---------- ENTRIES PROVIDED ----------

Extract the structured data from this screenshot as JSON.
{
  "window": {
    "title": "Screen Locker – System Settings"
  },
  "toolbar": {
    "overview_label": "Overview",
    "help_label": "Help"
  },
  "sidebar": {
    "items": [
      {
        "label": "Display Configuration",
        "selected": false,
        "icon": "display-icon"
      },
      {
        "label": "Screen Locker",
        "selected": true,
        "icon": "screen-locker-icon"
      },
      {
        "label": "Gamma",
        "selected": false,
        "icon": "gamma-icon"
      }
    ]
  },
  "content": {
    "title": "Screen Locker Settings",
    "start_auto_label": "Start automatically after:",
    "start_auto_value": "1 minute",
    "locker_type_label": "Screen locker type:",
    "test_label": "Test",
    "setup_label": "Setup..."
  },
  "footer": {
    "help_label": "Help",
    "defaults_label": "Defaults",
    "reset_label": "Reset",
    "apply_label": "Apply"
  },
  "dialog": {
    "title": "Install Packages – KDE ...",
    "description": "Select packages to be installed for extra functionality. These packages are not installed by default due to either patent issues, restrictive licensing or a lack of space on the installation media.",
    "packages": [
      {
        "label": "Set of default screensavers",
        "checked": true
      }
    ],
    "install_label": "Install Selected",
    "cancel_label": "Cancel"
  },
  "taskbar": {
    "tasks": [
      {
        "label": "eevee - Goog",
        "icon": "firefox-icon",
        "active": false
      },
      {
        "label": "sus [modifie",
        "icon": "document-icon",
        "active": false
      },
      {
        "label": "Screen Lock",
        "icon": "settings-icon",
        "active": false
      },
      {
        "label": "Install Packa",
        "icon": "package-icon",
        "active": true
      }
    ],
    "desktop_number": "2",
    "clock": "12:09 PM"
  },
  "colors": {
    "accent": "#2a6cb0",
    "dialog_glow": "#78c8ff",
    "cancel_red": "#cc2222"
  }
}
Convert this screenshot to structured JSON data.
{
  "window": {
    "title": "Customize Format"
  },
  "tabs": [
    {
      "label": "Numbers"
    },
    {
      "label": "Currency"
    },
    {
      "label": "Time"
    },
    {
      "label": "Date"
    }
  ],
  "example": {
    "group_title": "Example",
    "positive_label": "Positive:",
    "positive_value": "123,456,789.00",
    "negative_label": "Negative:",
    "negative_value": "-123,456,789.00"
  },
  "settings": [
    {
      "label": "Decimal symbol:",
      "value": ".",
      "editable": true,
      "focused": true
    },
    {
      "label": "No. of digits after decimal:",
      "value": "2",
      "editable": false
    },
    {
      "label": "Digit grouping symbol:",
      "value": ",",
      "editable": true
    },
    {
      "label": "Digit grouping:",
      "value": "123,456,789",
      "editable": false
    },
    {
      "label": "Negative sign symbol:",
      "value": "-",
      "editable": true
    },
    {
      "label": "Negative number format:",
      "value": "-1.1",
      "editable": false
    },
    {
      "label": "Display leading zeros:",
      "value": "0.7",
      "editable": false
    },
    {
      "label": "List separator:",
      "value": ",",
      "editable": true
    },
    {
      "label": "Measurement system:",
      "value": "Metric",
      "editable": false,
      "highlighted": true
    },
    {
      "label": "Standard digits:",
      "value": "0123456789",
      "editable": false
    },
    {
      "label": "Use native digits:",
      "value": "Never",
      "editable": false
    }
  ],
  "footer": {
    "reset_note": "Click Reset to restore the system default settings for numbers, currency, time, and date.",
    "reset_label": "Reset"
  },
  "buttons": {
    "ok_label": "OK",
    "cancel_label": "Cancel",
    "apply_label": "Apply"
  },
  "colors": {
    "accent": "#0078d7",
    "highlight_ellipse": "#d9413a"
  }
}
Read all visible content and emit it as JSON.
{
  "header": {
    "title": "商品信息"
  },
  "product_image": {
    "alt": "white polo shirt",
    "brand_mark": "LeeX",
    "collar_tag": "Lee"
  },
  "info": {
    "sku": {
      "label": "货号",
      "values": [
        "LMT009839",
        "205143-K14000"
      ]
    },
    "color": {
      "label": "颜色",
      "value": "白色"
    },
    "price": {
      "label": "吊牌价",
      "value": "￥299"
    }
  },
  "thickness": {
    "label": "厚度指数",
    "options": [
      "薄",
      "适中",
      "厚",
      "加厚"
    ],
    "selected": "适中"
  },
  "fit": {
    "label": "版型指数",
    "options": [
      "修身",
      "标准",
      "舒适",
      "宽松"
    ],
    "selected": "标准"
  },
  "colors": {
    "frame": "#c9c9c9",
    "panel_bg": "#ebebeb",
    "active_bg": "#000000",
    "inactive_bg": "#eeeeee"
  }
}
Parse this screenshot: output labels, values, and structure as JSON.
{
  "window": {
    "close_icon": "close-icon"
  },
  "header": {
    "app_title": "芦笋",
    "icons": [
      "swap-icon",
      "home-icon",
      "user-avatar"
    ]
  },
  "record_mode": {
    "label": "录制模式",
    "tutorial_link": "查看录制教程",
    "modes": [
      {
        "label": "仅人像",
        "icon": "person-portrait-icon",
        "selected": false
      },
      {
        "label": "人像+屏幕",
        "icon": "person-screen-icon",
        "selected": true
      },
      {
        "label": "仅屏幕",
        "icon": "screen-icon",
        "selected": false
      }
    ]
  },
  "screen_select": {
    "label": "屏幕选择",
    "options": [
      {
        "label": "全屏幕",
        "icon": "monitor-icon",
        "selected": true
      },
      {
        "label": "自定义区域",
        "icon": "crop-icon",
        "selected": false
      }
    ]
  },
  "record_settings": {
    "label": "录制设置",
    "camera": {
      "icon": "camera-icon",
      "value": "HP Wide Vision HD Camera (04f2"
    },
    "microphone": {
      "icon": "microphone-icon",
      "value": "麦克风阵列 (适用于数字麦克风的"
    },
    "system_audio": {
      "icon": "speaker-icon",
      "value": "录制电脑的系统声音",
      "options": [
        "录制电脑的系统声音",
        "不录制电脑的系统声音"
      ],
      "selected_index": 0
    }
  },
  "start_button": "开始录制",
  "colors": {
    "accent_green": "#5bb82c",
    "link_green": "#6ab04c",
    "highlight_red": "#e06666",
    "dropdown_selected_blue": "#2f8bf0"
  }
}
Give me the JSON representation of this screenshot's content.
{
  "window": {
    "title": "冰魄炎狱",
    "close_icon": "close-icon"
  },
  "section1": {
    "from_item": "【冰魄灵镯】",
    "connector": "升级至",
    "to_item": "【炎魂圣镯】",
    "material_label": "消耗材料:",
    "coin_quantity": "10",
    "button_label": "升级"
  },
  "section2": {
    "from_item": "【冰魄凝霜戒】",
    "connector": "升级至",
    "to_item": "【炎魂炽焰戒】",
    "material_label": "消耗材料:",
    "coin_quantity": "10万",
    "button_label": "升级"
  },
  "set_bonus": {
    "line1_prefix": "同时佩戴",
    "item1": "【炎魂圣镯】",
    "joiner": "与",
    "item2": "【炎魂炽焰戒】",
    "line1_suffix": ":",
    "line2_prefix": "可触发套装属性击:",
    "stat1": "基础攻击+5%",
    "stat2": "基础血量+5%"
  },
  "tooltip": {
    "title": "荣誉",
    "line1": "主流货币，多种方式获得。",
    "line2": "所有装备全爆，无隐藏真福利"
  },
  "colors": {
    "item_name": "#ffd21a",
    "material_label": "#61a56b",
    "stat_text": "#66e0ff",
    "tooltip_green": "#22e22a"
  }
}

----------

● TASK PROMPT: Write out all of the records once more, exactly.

● RESPONSE AREA:
Extract the structured data from this screenshot as JSON.
{
  "window": {
    "title": "Screen Locker – System Settings"
  },
  "toolbar": {
    "overview_label": "Overview",
    "help_label": "Help"
  },
  "sidebar": {
    "items": [
      {
        "label": "Display Configuration",
        "selected": false,
        "icon": "display-icon"
      },
      {
        "label": "Screen Locker",
        "selected": true,
        "icon": "screen-locker-icon"
      },
      {
        "label": "Gamma",
        "selected": false,
        "icon": "gamma-icon"
      }
    ]
  },
  "content": {
    "title": "Screen Locker Settings",
    "start_auto_label": "Start automatically after:",
    "start_auto_value": "1 minute",
    "locker_type_label": "Screen locker type:",
    "test_label": "Test",
    "setup_label": "Setup..."
  },
  "footer": {
    "help_label": "Help",
    "defaults_label": "Defaults",
    "reset_label": "Reset",
    "apply_label": "Apply"
  },
  "dialog": {
    "title": "Install Packages – KDE ...",
    "description": "Select packages to be installed for extra functionality. These packages are not installed by default due to either patent issues, restrictive licensing or a lack of space on the installation media.",
    "packages": [
      {
        "label": "Set of default screensavers",
        "checked": true
      }
    ],
    "install_label": "Install Selected",
    "cancel_label": "Cancel"
  },
  "taskbar": {
    "tasks": [
      {
        "label": "eevee - Goog",
        "icon": "firefox-icon",
        "active": false
      },
      {
        "label": "sus [modifie",
        "icon": "document-icon",
        "active": false
      },
      {
        "label": "Screen Lock",
        "icon": "settings-icon",
        "active": false
      },
      {
        "label": "Install Packa",
        "icon": "package-icon",
        "active": true
      }
    ],
    "desktop_number": "2",
    "clock": "12:09 PM"
  },
  "colors": {
    "accent": "#2a6cb0",
    "dialog_glow": "#78c8ff",
    "cancel_red": "#cc2222"
  }
}
Convert this screenshot to structured JSON data.
{
  "window": {
    "title": "Customize Format"
  },
  "tabs": [
    {
      "label": "Numbers"
    },
    {
      "label": "Currency"
    },
    {
      "label": "Time"
    },
    {
      "label": "Date"
    }
  ],
  "example": {
    "group_title": "Example",
    "positive_label": "Positive:",
    "positive_value": "123,456,789.00",
    "negative_label": "Negative:",
    "negative_value": "-123,456,789.00"
  },
  "settings": [
    {
      "label": "Decimal symbol:",
      "value": ".",
      "editable": true,
      "focused": true
    },
    {
      "label": "No. of digits after decimal:",
      "value": "2",
      "editable": false
    },
    {
      "label": "Digit grouping symbol:",
      "value": ",",
      "editable": true
    },
    {
      "label": "Digit grouping:",
      "value": "123,456,789",
      "editable": false
    },
    {
      "label": "Negative sign symbol:",
      "value": "-",
      "editable": true
    },
    {
      "label": "Negative number format:",
      "value": "-1.1",
      "editable": false
    },
    {
      "label": "Display leading zeros:",
      "value": "0.7",
      "editable": false
    },
    {
      "label": "List separator:",
      "value": ",",
      "editable": true
    },
    {
      "label": "Measurement system:",
      "value": "Metric",
      "editable": false,
      "highlighted": true
    },
    {
      "label": "Standard digits:",
      "value": "0123456789",
      "editable": false
    },
    {
      "label": "Use native digits:",
      "value": "Never",
      "editable": false
    }
  ],
  "footer": {
    "reset_note": "Click Reset to restore the system default settings for numbers, currency, time, and date.",
    "reset_label": "Reset"
  },
  "buttons": {
    "ok_label": "OK",
    "cancel_label": "Cancel",
    "apply_label": "Apply"
  },
  "colors": {
    "accent": "#0078d7",
    "highlight_ellipse": "#d9413a"
  }
}
Read all visible content and emit it as JSON.
{
  "header": {
    "title": "商品信息"
  },
  "product_image": {
    "alt": "white polo shirt",
    "brand_mark": "LeeX",
    "collar_tag": "Lee"
  },
  "info": {
    "sku": {
      "label": "货号",
      "values": [
        "LMT009839",
        "205143-K14000"
      ]
    },
    "color": {
      "label": "颜色",
      "value": "白色"
    },
    "price": {
      "label": "吊牌价",
      "value": "￥299"
    }
  },
  "thickness": {
    "label": "厚度指数",
    "options": [
      "薄",
      "适中",
      "厚",
      "加厚"
    ],
    "selected": "适中"
  },
  "fit": {
    "label": "版型指数",
    "options": [
      "修身",
      "标准",
      "舒适",
      "宽松"
    ],
    "selected": "标准"
  },
  "colors": {
    "frame": "#c9c9c9",
    "panel_bg": "#ebebeb",
    "active_bg": "#000000",
    "inactive_bg": "#eeeeee"
  }
}
Parse this screenshot: output labels, values, and structure as JSON.
{
  "window": {
    "close_icon": "close-icon"
  },
  "header": {
    "app_title": "芦笋",
    "icons": [
      "swap-icon",
      "home-icon",
      "user-avatar"
    ]
  },
  "record_mode": {
    "label": "录制模式",
    "tutorial_link": "查看录制教程",
    "modes": [
      {
        "label": "仅人像",
        "icon": "person-portrait-icon",
        "selected": false
      },
      {
        "label": "人像+屏幕",
        "icon": "person-screen-icon",
        "selected": true
      },
      {
        "label": "仅屏幕",
        "icon": "screen-icon",
        "selected": false
      }
    ]
  },
  "screen_select": {
    "label": "屏幕选择",
    "options": [
      {
        "label": "全屏幕",
        "icon": "monitor-icon",
        "selected": true
      },
      {
        "label": "自定义区域",
        "icon": "crop-icon",
        "selected": false
      }
    ]
  },
  "record_settings": {
    "label": "录制设置",
    "camera": {
      "icon": "camera-icon",
      "value": "HP Wide Vision HD Camera (04f2"
    },
    "microphone": {
      "icon": "microphone-icon",
      "value": "麦克风阵列 (适用于数字麦克风的"
    },
    "system_audio": {
      "icon": "speaker-icon",
      "value": "录制电脑的系统声音",
      "options": [
        "录制电脑的系统声音",
        "不录制电脑的系统声音"
      ],
      "selected_index": 0
    }
  },
  "start_button": "开始录制",
  "colors": {
    "accent_green": "#5bb82c",
    "link_green": "#6ab04c",
    "highlight_red": "#e06666",
    "dropdown_selected_blue": "#2f8bf0"
  }
}
Give me the JSON representation of this screenshot's content.
{
  "window": {
    "title": "冰魄炎狱",
    "close_icon": "close-icon"
  },
  "section1": {
    "from_item": "【冰魄灵镯】",
    "connector": "升级至",
    "to_item": "【炎魂圣镯】",
    "material_label": "消耗材料:",
    "coin_quantity": "10",
    "button_label": "升级"
  },
  "section2": {
    "from_item": "【冰魄凝霜戒】",
    "connector": "升级至",
    "to_item": "【炎魂炽焰戒】",
    "material_label": "消耗材料:",
    "coin_quantity": "10万",
    "button_label": "升级"
  },
  "set_bonus": {
    "line1_prefix": "同时佩戴",
    "item1": "【炎魂圣镯】",
    "joiner": "与",
    "item2": "【炎魂炽焰戒】",
    "line1_suffix": ":",
    "line2_prefix": "可触发套装属性击:",
    "stat1": "基础攻击+5%",
    "stat2": "基础血量+5%"
  },
  "tooltip": {
    "title": "荣誉",
    "line1": "主流货币，多种方式获得。",
    "line2": "所有装备全爆，无隐藏真福利"
  },
  "colors": {
    "item_name": "#ffd21a",
    "material_label": "#61a56b",
    "stat_text": "#66e0ff",
    "tooltip_green": "#22e22a"
  }
}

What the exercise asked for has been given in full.